The Irvine Ranch Natural Landmarks is a unique biodiversity hotspot with five main plant communities: coastal sage scrub, chaparral, riparian, Southern oak woodland and coastal grassland. Within each of these communities are a variety of native shrubs, wildflowers and trees – the largest plants on the planet – that provide shelter and food for local wildlife. Native trees such as coast live oaks, Western sycamores and arroyo willows are vitally important to the Landmarks’ ecosystem as a whole. Many of these tree species stand tall after decades of growth, and can be seen throughout nature preserves and wilderness parks on the Landmarks.
Trails in Bommer Canyon are open daily from dawn to dusk, giving hikers and mountain bikers the ability to connect with the outdoors on their own time, at their own pace. Guided programs also offer visitors a chance to learn about the expansive open space from highly trained Irvine Ranch Conservancy staff and volunteers, who lead interpretive and fitness-focused hikes and bike rides on behalf of the City of Irvine. For more information on how to explore Bommer Canyon, click here. Visitors to Limestone can travel through the lush canyon’s thick oak woodlands during guided hiking, mountain biking and equestrian activities. Click here to find an upcoming guided program in Limestone Canyon that interests you!
Western sycamores (Platanus racemosa) are common trees in riparian woodland habitats, and can be found in Bommer Canyon, Limestone Canyon and the City of Newport Beach’s Buck Gully Reserve. Sycamore trees can be identified by their light bark and broad leaves, which change color in the fall and provide Orange County with its best display of autumn colors. Western sycamores have a tendency to grow taller and spread farther than most trees, and are found in the bottom of canyons near creek beds and bodies of water. This is why Buck Gully is a prime area for sycamores, with a watershed that spans roughly 1,200 acres and includes portions of Newport Coast and the San Joaquin foothills. Buck Gully is also home to wispy arroyo willows (Salix lasiolepis), which can be identified by their elongated, narrow leaves. Trail enthusiasts can enjoy Buck Gully’s ample greenery and tranquil stream while spotting the many bird species nested within sycamore and willow trees during daily self-guided access, as well as scheduled docent-led activities. Click here for more information on hiking and mountain biking in Buck Gully.
The native coast live oaks, Western sycamores and arroyo willows are valuable, important resources to both the animals in the Landmarks and humans who enjoy the open space's beauty and wonder. While taking in these grand sights during your next outdoor adventure, also consider giving back to the land by volunteering at a stewardship program on the Landmarks. Volunteers are always needed to help weed, water and care for the native habitat that helps local wildlife thrive. Browse a list of all upcoming stewardship opportunities on the Landmarks here.
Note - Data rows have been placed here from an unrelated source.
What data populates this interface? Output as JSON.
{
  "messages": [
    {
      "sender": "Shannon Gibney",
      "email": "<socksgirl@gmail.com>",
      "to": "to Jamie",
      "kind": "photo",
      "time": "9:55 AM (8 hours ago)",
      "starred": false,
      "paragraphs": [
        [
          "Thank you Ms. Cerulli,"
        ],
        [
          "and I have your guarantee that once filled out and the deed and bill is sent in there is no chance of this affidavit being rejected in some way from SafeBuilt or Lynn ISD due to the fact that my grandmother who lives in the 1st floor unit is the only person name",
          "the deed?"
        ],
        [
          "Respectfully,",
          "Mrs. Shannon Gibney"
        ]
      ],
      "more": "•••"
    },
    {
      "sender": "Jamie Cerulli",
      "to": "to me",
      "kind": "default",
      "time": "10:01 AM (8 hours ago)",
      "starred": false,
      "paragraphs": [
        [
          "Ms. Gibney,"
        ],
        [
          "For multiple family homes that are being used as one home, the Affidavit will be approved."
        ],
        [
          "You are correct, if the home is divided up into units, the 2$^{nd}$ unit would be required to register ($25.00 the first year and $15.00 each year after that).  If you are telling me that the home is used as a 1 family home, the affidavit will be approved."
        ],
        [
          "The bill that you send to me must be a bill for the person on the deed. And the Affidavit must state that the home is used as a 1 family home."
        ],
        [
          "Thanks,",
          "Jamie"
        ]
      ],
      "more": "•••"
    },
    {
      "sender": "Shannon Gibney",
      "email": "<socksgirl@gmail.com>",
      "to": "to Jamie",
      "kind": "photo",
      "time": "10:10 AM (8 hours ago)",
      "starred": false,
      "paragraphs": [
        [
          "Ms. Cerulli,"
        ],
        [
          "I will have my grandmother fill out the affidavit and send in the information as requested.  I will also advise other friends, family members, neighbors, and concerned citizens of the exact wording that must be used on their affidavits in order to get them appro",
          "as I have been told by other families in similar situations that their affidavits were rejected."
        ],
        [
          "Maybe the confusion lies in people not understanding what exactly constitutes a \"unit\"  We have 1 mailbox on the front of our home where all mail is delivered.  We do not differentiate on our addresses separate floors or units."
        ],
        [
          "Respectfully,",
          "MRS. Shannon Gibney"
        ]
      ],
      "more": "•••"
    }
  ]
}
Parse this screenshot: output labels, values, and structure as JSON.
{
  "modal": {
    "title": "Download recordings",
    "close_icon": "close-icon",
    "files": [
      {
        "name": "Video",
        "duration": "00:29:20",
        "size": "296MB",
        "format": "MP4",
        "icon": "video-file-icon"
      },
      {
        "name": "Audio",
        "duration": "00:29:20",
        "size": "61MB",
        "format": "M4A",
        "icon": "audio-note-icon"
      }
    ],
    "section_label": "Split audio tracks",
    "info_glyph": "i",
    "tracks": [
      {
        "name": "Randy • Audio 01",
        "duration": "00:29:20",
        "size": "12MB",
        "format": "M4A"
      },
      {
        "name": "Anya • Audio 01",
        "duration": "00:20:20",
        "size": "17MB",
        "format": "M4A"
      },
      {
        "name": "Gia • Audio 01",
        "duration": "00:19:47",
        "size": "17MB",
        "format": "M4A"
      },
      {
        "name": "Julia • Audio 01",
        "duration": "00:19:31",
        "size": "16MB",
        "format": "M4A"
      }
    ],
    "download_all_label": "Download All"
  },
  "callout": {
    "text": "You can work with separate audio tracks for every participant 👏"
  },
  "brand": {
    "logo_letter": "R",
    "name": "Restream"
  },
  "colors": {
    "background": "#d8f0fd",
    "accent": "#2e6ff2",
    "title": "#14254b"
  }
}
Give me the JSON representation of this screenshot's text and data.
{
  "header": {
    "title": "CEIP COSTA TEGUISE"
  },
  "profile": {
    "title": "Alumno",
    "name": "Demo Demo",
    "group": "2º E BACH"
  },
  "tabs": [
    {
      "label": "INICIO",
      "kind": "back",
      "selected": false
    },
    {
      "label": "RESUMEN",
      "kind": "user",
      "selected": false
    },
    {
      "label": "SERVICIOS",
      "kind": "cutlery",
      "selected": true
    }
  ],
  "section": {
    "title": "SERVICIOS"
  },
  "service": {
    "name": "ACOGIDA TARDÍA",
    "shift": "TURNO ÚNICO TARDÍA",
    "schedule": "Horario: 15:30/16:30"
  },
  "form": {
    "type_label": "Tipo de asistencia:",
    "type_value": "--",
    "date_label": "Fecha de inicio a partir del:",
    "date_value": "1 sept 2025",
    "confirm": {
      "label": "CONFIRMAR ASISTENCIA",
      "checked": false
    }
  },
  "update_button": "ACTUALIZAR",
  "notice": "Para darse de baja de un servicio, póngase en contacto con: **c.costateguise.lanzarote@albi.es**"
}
To learn more about self-guided access and guided programs on the Landmarks, click the links above. All guided activities are free and open to the public with required pre-registration, and minors must be accompanied by a parent or adult guardian. For all upcoming opportunities to connect with the outdoors, go to LetsGoOutside.org/activities.